University spokesperson Dee Mostofi characterized claims that Stanford “does not address issues of sexual violence by individuals within our community, including faculty, students and staff” as “grossly inaccurate.”
Barletta led a research seminar this past summer for undergraduate students who came to Stanford from the City University of New York (CUNY) as part of an academic exchange program.
Some CUNY professors — including English professor Seo-Young Chu M.A. ’01, who was sexually abused by professor Jay Fliegelman when she was a Ph.D. student at Stanford — have expressed outrage and concern that Barletta was allowed to interact with their students. Participants were given the choice to opt-out of his seminar in the aftermath of The Daily’s investigation.
Tania Flores, a fourth-year Ph.D. student in Iberian and Latin American Cultures (ILAC) and the ILAC graduate student representative, described the current atmosphere in the DLCL as “strained.” She said that while many students have been urging DLCL faculty to take action to prevent further sexual misconduct, their concerns about Barletta’s return to the department have not received a substantive response from DLCL leadership.
The current chair of the DLCL, Professor of German Kathryn Starkey, did not respond to multiple requests for comment.
Comparative literature professor David Palumbo-Liu said that “a disappointing number” of faculty within the DLCL have shown apathy in the aftermath of The Daily’s reporting on Barletta, which he said has been discussed in internal faculty conversations.
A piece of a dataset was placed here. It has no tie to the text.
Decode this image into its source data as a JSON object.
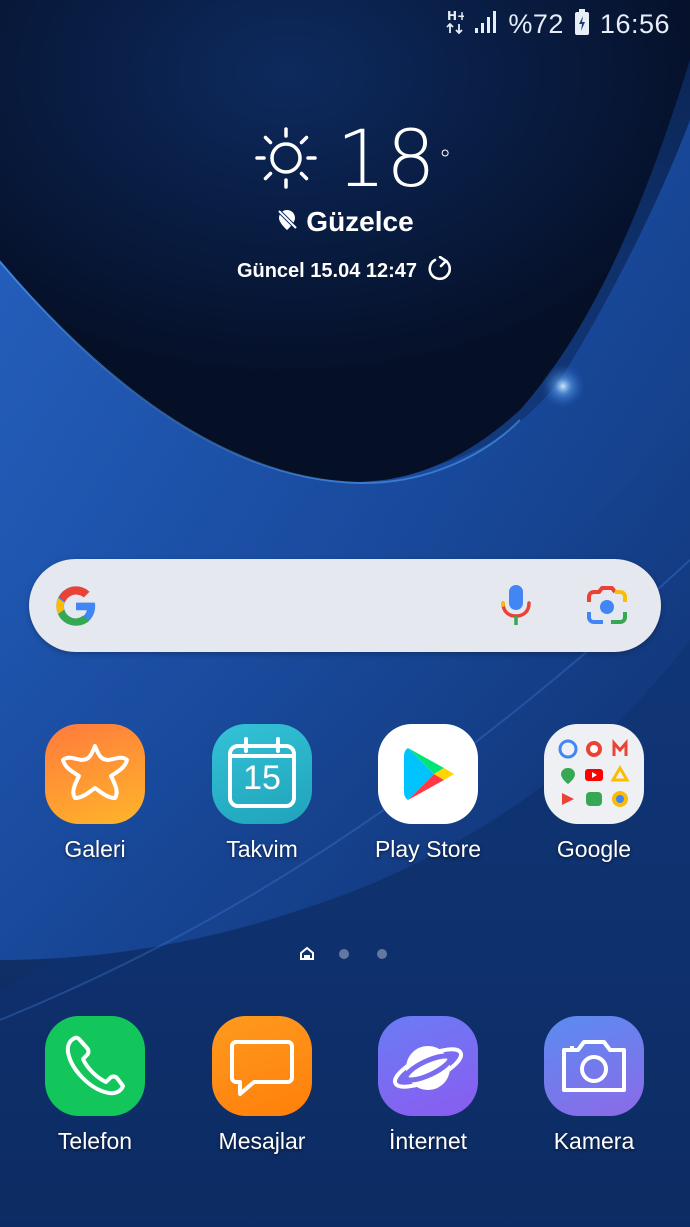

“Most people don’t care,” he said. “They don’t say they don’t care, they say their hands are tied. But that to me is saying you don’t care because if you care, you try every other avenue, including getting other people involved and creating multiple pressure points and ways of changing the situation.”
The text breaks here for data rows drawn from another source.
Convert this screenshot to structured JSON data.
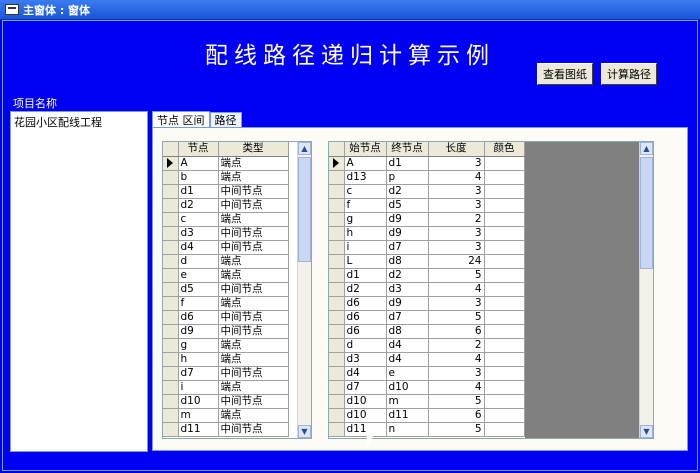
{
  "window": {
    "title": "主窗体 : 窗体"
  },
  "heading": "配线路径递归计算示例",
  "buttons": {
    "view_drawing": "查看图纸",
    "calc_path": "计算路径"
  },
  "project": {
    "label": "项目名称",
    "items": [
      "花园小区配线工程"
    ]
  },
  "tabs": [
    {
      "label": "节点 区间",
      "active": true
    },
    {
      "label": "路径",
      "active": false
    }
  ],
  "node_table": {
    "headers": [
      "节点",
      "类型"
    ],
    "rows": [
      [
        "A",
        "端点"
      ],
      [
        "b",
        "端点"
      ],
      [
        "d1",
        "中间节点"
      ],
      [
        "d2",
        "中间节点"
      ],
      [
        "c",
        "端点"
      ],
      [
        "d3",
        "中间节点"
      ],
      [
        "d4",
        "中间节点"
      ],
      [
        "d",
        "端点"
      ],
      [
        "e",
        "端点"
      ],
      [
        "d5",
        "中间节点"
      ],
      [
        "f",
        "端点"
      ],
      [
        "d6",
        "中间节点"
      ],
      [
        "d9",
        "中间节点"
      ],
      [
        "g",
        "端点"
      ],
      [
        "h",
        "端点"
      ],
      [
        "d7",
        "中间节点"
      ],
      [
        "i",
        "端点"
      ],
      [
        "d10",
        "中间节点"
      ],
      [
        "m",
        "端点"
      ],
      [
        "d11",
        "中间节点"
      ]
    ]
  },
  "segment_table": {
    "headers": [
      "始节点",
      "终节点",
      "长度",
      "颜色"
    ],
    "rows": [
      [
        "A",
        "d1",
        "3",
        ""
      ],
      [
        "d13",
        "p",
        "4",
        ""
      ],
      [
        "c",
        "d2",
        "3",
        ""
      ],
      [
        "f",
        "d5",
        "3",
        ""
      ],
      [
        "g",
        "d9",
        "2",
        ""
      ],
      [
        "h",
        "d9",
        "3",
        ""
      ],
      [
        "i",
        "d7",
        "3",
        ""
      ],
      [
        "L",
        "d8",
        "24",
        ""
      ],
      [
        "d1",
        "d2",
        "5",
        ""
      ],
      [
        "d2",
        "d3",
        "4",
        ""
      ],
      [
        "d6",
        "d9",
        "3",
        ""
      ],
      [
        "d6",
        "d7",
        "5",
        ""
      ],
      [
        "d6",
        "d8",
        "6",
        ""
      ],
      [
        "d",
        "d4",
        "2",
        ""
      ],
      [
        "d3",
        "d4",
        "4",
        ""
      ],
      [
        "d4",
        "e",
        "3",
        ""
      ],
      [
        "d7",
        "d10",
        "4",
        ""
      ],
      [
        "d10",
        "m",
        "5",
        ""
      ],
      [
        "d10",
        "d11",
        "6",
        ""
      ],
      [
        "d11",
        "n",
        "5",
        ""
      ]
    ]
  },
  "icons": {
    "window": "form-icon",
    "record_pointer": "record-pointer-icon",
    "scroll_up": "arrow-up-icon",
    "scroll_down": "arrow-down-icon"
  }
}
Outcry regarding the University’s response to sexual violence was sparked in part by a recently reported rape on campus, which followed a similar report on Aug. 9. The University has since temporarily increased campus security.
But some student activists say that Stanford’s security response suggests an attempt by administrators to insulate the University’s campus from outside threats, while the administration turns a blind eye to preventing misconduct perpetrated by people, including faculty, who have designated responsibilities and spaces within the University.
“We are missing the elephant in the room, which is, how are we going to address these assaults within the faculty ranks in our community?” said Graduate Student Council (GSC) Co-Chair Emily Schell, a fifth-year Ph.D. student in Development and Psychological Sciences.
Schell described the issue of faculty sexual midconduct as a particularly acute concern for graduate students, given the power dynamics at work within the advisor-advisee relationship. Several graduate students in the DLCL told The Daily that Barletta’s behavior had caused them to redirect their academic trajectories.
“This is not about one person’s career. This is about all of our careers,” said Jon Tadmor, a first-year Ph.D. student in Comparative Literature who learned about the allegations against Barletta from The Daily’s reporting before he arrived at Stanford.
According to Schell, the GSC is working on a resolution related to sexual violence, in part to encourage the Faculty Senate to talk about the University’s response to Barletta’s behavior.
The University has not publicly acknowledged the allegations against Barletta.